Sam Laney, 2006 Postdoctoral Scholar


Sam Laney is an ecologist and an engineer interested in marine photosynthesis and phytoplankton ecology. His research at WHOI involves developing methods to measure and interpret changes in the optical properties of phytoplankton, in order to understand better their photosynthetic responses to environmental fluctuations. Sam received graduate degrees in biological oceanography at Oregon State University in the College of Oceanic & Atmospheric Sciences, with minors in physical oceanography (MS) and electrical engineering and computer science (PhD).

During his appointment as an OLI Postdoctoral Scholar Sam has designed and deployed a automated system of radiometers on the Air-Sea Interaction Tower at WHOI’s Martha’s Vineyard Coastal Observatory (MVCO). These instruments continuously measure the sun-stimulated fluorescence emission of phytoplankton, an optical property that is especially well suited for ocean observing networks but which has historically been difficult to interpret meaningfully in ecological terms. Sam is using these optical data from MVCO to develop a nonlinear model to relate relevant ecological changes in the phytoplankton to variability in their sun-stimulated fluorescence signal. Sam’s OLI postdoctoral scholarship also supports his involvement in two WHOI-funded research projects: an Arctic Research Initiative study to assess bio-optical properties of polar phytoplankton, and a Green-Hiam technology innovation project to develop novel seagoing instrumentation to explore a primitive form of photosynthesis in the ocean.
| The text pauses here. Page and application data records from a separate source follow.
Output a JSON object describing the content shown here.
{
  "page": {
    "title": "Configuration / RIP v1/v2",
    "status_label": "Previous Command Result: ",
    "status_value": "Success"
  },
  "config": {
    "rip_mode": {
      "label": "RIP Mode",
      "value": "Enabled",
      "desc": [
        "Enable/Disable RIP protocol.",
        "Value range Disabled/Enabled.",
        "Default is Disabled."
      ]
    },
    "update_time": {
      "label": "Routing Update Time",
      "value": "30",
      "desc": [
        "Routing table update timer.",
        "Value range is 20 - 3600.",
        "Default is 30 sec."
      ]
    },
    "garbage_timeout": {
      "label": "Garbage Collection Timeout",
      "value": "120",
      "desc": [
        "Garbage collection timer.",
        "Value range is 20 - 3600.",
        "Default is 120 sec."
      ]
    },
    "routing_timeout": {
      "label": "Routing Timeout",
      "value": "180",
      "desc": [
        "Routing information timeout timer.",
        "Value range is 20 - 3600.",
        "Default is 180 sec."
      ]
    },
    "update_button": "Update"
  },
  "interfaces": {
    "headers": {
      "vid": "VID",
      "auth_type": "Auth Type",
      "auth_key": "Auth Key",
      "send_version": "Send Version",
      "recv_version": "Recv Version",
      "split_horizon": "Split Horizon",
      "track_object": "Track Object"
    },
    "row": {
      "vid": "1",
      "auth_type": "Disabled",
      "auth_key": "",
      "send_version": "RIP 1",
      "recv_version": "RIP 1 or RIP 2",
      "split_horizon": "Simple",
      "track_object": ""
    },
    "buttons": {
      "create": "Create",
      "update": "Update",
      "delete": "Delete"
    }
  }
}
 More information about Sam Laney’s research, including a link to his open-source fluorescence transient analysis package vcode, can be found on his WHOI home page: